Talk to the Occupants!

Last week I spent 4 days in Southern Ontario, Canada. I spoke at three different ASHRAE chapters (London, Hamilton, and Toronto) and called on 15 design engineering firms with our local reps and the regional sales manager. In total, I saw nearly 200 folks. I asked all the same question. “What is ASHRAE’s recommended maximum delta-t when heating from the ceiling”. In spite of Standard 62’s Ventilation Rate Procedure being code in Ontario Province (they have the IMC 2009 in their code, which references the 2007 VRP), there were few who knew the answer. Sadly, several of those who knew the “rule” said they ignore it because “no one is checking”. It is a major problem if there are things in codes that no one checks.

One firm did have a design leaving air of no more than 90°F, but no one in the room knew why. They were glad to understand why this rule was in place.

Checking is surprisingly easy. Every project has a schedule that lists the design discharge temperature of all devices with heating coils. All a code official has to do is compare this data with the stated design outdoor air delivery rate.

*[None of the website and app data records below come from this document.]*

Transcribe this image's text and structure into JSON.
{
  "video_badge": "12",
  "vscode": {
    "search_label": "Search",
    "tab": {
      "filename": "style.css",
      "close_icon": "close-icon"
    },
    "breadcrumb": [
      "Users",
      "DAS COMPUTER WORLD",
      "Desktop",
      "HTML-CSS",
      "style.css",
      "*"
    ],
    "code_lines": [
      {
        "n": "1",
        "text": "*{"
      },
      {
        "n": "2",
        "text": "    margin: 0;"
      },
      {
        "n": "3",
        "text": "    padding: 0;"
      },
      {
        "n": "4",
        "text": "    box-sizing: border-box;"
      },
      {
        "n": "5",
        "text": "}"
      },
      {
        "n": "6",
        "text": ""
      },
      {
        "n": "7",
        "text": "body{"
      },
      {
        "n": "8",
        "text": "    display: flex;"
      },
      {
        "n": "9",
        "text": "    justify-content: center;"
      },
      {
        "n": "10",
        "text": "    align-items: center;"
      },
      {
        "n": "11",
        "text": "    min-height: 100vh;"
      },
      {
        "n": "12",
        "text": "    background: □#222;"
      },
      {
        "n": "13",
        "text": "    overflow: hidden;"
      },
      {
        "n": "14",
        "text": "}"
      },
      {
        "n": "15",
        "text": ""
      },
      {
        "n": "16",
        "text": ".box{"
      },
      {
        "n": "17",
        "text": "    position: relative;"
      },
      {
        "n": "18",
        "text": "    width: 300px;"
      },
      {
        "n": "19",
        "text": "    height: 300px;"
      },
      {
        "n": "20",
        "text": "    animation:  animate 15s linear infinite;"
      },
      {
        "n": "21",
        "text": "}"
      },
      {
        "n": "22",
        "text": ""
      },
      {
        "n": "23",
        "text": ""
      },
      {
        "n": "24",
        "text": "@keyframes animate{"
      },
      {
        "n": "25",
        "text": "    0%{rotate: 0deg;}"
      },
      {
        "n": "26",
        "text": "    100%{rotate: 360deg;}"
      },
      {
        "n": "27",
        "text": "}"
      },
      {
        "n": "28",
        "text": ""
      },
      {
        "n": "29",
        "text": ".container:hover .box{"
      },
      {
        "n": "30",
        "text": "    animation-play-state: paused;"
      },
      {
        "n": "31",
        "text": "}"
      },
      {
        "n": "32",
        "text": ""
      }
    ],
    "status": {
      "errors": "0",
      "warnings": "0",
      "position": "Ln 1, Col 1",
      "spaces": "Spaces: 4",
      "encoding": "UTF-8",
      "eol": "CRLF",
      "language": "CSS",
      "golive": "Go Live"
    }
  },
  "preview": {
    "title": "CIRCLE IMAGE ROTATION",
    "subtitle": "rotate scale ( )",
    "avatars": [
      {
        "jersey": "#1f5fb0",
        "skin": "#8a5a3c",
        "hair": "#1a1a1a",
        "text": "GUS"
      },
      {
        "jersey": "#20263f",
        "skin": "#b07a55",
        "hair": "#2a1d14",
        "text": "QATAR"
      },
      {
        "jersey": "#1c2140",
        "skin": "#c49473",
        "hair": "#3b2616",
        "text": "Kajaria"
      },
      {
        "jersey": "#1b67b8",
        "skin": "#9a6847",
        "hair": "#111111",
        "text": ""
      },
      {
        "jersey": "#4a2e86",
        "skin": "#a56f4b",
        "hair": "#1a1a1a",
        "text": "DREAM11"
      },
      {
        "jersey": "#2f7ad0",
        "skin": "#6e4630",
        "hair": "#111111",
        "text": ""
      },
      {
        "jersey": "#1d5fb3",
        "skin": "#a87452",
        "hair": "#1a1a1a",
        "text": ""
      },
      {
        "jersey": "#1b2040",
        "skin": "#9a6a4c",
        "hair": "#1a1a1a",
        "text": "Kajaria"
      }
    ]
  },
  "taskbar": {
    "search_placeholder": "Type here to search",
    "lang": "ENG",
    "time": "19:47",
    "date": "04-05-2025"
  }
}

ASHRAE 62.1 (Table 6.2) clearly states that if the delivered air is more than 15°F above room temperature, they must divide the room ventilation rate by 1.2, which is a 25% increase in the outdoor air quantity, when heating. In Canada, this is likely very expensive in their cold climate. If the outdoor air damper is fixed, this increases the dehumidification and cooling demand in the summer.

In addition to Standard 62.1 compliance, when the discharge temperature is high, it is extremely unlikely that the space will meet ASHRAE Standard 55’s 5.4°F vertical temperature stratification requirement. The ASHRAE Fundamentals chapter 20 on Air Distribution states: “when the room to discharge differential exceeds 15°F, it is unlikely that the vertical temperature limitation of ASHRAE Standard 55 will be met.” When we did the overhead heating analysis in the late 70’s, we ran over 900 different perimeter conditions, and in none of the cases was there compliance to Standard 55 when the delta-t exceed 15°F.

Again, however, many in the design engineering community seem to be unaware of the fact that hot air rises and that releasing it at the ceiling will result in occupant dissatisfaction. When I bring this to the attention of many engineers, too often their response is “I’ve been discharging hot air into spaces for years and no one is complaining”. I question whether they ever actually asked anyone living in such an environment. As BOMA continues to report that the #1 reason for tenants not renewing their lease is “occupant dissatisfaction with their thermal environment,” I would conclude no one is bothering to ask the occupants.

It also appears that there is poor understanding of the need to adjust diffusers prior to balancing. One Canadian air balancer told me that they had to call the engineer to find out how to adjust the linear slots on his project, as he could find nothing in the design documentation. At least one balancer is taking the time to do it right. Sadly, he is in a minority.

It appears we have a ways to go before we manage to design comfortable spaces.

Authored by: Dan Int-Hout, Chief Engineer Krueger